The first thing you should do is contact an attorney.  Even though you believe there is no merit to the allegations, you want to make sure that you properly address the allegations.  Going to court alone will more than likely make things worse, especially if the other parents has an attorney.  Many people have the erroneous idea that if they just go in and tell the judge their side of the story, the judge will see how ridiculous the other parent is being, and just throw out the whole case.  However, real judges, unlike television judges, have to actually follow the law.

The first thing the court has to determine is if this is an actual emergency. “Emergency” has a very specific meaning in family law, and the courts do not like it when parties file pleadings that actually are not emergencies just to harass the other party.  However, the court also has a duty to make sure that children are protected.  To determine if the matter is an actual emergency, the court will look at the allegations and the evidence of those allegations.  If your spouse alleges that the child came to visitation covered in bruises and that you spanked the child with a belt because he failed to do his homework, that might be considered an emergency.  If your spouses alleges that you refuse to allow your child to try out for cheerleading and that she really, really, wants to do it, and try-outs are two days away, the courts typically would not find this to be an emergency.

The court may feel that it needs additional information, in which case it might send the parties to  emergency intervention, or appoint an attorney for the child or a child’s representative.  If the allegations are serious enough and the court find sufficient evidence, the possession of the children may be given to the other parent on a temporary basis, pending a full hearing in the matter.
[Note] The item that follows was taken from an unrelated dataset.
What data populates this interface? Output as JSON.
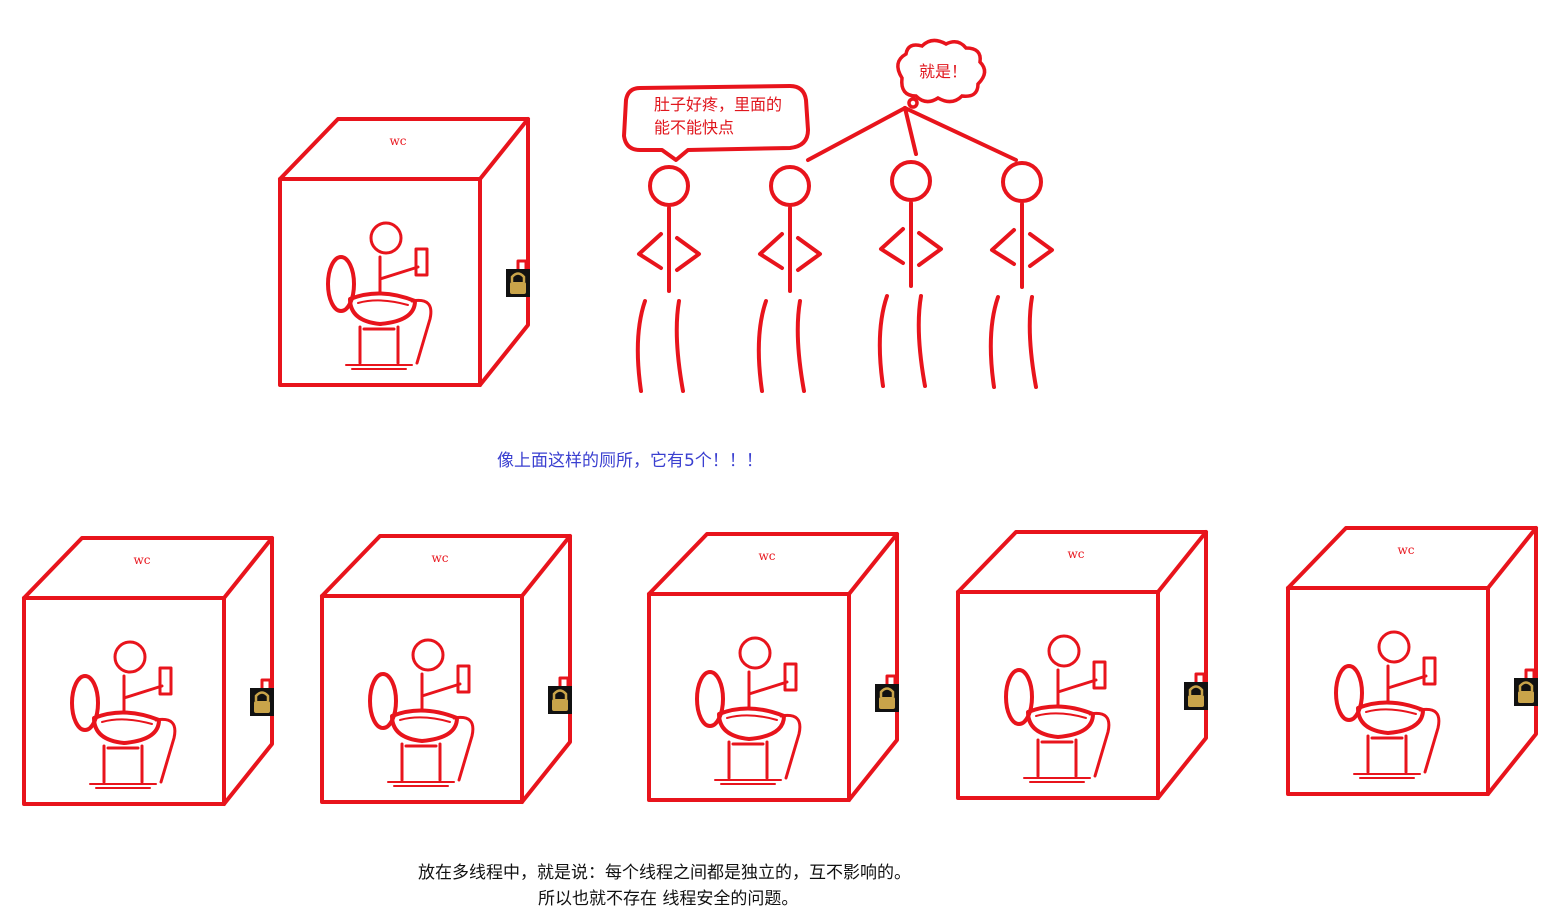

If you receive an emergency motion, it should be taken seriously.  Contact my office for the assistance you need.

 

About the author: Attorney Rhonda Stuart has over 20 years’ experience handling complex divorce and family law matters for a diverse client base. Her client philosophy is settle if possible; litigate if necessary. All clients receive her personal attention.